Jam: Each kolache gets filled with about 5-10 grams of jam or 1-2 teaspoons. Use a combination of different jams to make different flavored kolache.
Keyword homemade fruit kolaches, homemade kolache recipe, homemade sourdough kolaches, kolache with sourdough starter, kolaches with sourdough, sourdough fruit kolaches, sourdough kolache, sourdough kolache recipe, sourdough kolaches
Tried this recipe?Let us know how it was!

Similar Posts

Leave a Reply

Your email address will not be published. Required fields are marked *

Recipe Rating


  1. So my kolaches didn’t brown or bubble on 375 so gave it 5 more minutes at 400. They still were amazing,way better than store bakery!

    1. I freeze them and then warm up before eating. They freeze dangerously well 😂. The savory ones are a great breakfast sandwich option.

  2. Could you fill these with a lemon curd instead of a jam?

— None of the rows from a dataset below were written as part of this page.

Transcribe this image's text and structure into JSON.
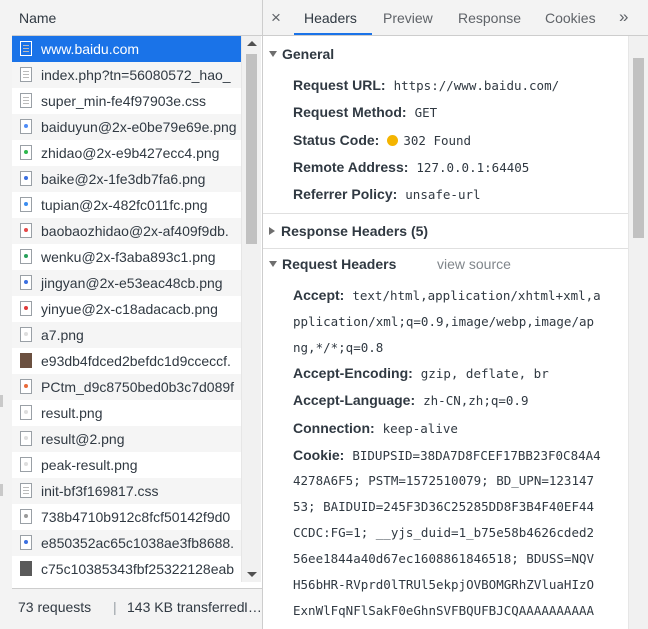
{
  "left": {
    "header": "Name",
    "requests": [
      {
        "name": "www.baidu.com",
        "icon": "document-icon",
        "color": ""
      },
      {
        "name": "index.php?tn=56080572_hao_",
        "icon": "document-icon",
        "color": ""
      },
      {
        "name": "super_min-fe4f97903e.css",
        "icon": "document-icon",
        "color": ""
      },
      {
        "name": "baiduyun@2x-e0be79e69e.png",
        "icon": "image-icon",
        "color": "#4e8cf7"
      },
      {
        "name": "zhidao@2x-e9b427ecc4.png",
        "icon": "image-icon",
        "color": "#2db84d"
      },
      {
        "name": "baike@2x-1fe3db7fa6.png",
        "icon": "image-icon",
        "color": "#3b6fe0"
      },
      {
        "name": "tupian@2x-482fc011fc.png",
        "icon": "image-icon",
        "color": "#3b8df0"
      },
      {
        "name": "baobaozhidao@2x-af409f9db.",
        "icon": "image-icon",
        "color": "#e54848"
      },
      {
        "name": "wenku@2x-f3aba893c1.png",
        "icon": "image-icon",
        "color": "#27a05a"
      },
      {
        "name": "jingyan@2x-e53eac48cb.png",
        "icon": "image-icon",
        "color": "#3b6fe0"
      },
      {
        "name": "yinyue@2x-c18adacacb.png",
        "icon": "image-icon",
        "color": "#e03a3a"
      },
      {
        "name": "a7.png",
        "icon": "image-icon",
        "color": "#dddddd"
      },
      {
        "name": "e93db4fdced2befdc1d9cceccf.",
        "icon": "photo-icon",
        "color": "#6b5040"
      },
      {
        "name": "PCtm_d9c8750bed0b3c7d089f",
        "icon": "image-icon",
        "color": "#e86a3a"
      },
      {
        "name": "result.png",
        "icon": "image-icon",
        "color": "#dddddd"
      },
      {
        "name": "result@2.png",
        "icon": "image-icon",
        "color": "#dddddd"
      },
      {
        "name": "peak-result.png",
        "icon": "image-icon",
        "color": "#dddddd"
      },
      {
        "name": "init-bf3f169817.css",
        "icon": "document-icon",
        "color": ""
      },
      {
        "name": "738b4710b912c8fcf50142f9d0",
        "icon": "image-icon",
        "color": "#9a9a9a"
      },
      {
        "name": "e850352ac65c1038ae3fb8688.",
        "icon": "image-icon",
        "color": "#3b6fe0"
      },
      {
        "name": "c75c10385343fbf25322128eab",
        "icon": "photo-icon",
        "color": "#5a5a5a"
      }
    ],
    "status_requests": "73 requests",
    "status_sep": "|",
    "status_transferred": "143 KB transferred",
    "status_more": "I…"
  },
  "tabs": {
    "close": "×",
    "items": [
      "Headers",
      "Preview",
      "Response",
      "Cookies"
    ],
    "more": "»"
  },
  "general": {
    "title": "General",
    "request_url_label": "Request URL:",
    "request_url": "https://www.baidu.com/",
    "request_method_label": "Request Method:",
    "request_method": "GET",
    "status_code_label": "Status Code:",
    "status_code": "302 Found",
    "status_color": "#f4b400",
    "remote_address_label": "Remote Address:",
    "remote_address": "127.0.0.1:64405",
    "referrer_policy_label": "Referrer Policy:",
    "referrer_policy": "unsafe-url"
  },
  "response_headers": {
    "title": "Response Headers (5)"
  },
  "request_headers": {
    "title": "Request Headers",
    "view_source": "view source",
    "accept_label": "Accept:",
    "accept_lines": [
      "text/html,application/xhtml+xml,a",
      "pplication/xml;q=0.9,image/webp,image/ap",
      "ng,*/*;q=0.8"
    ],
    "accept_encoding_label": "Accept-Encoding:",
    "accept_encoding": "gzip, deflate, br",
    "accept_language_label": "Accept-Language:",
    "accept_language": "zh-CN,zh;q=0.9",
    "connection_label": "Connection:",
    "connection": "keep-alive",
    "cookie_label": "Cookie:",
    "cookie_lines": [
      "BIDUPSID=38DA7D8FCEF17BB23F0C84A4",
      "4278A6F5; PSTM=1572510079; BD_UPN=123147",
      "53; BAIDUID=245F3D36C25285DD8F3B4F40EF44",
      "CCDC:FG=1; __yjs_duid=1_b75e58b4626cded2",
      "56ee1844a40d67ec1608861846518; BDUSS=NQV",
      "H56bHR-RVprd0lTRUl5ekpjOVBOMGRhZVluaHIzO",
      "ExnWlFqNFlSakF0eGhnSVFBQUFBJCQAAAAAAAAAA"
    ]
  }
}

Above you mentioned savory one, what filling would you do? Mango chutney?

    1. I think you could probably do that. The savory Kolaches that I make are more like a breakfast bun stuffed with sausage/egg/cheese. That recipe is in my non-sourdough version of kolache on my website. But a mango chutney sounds yummy!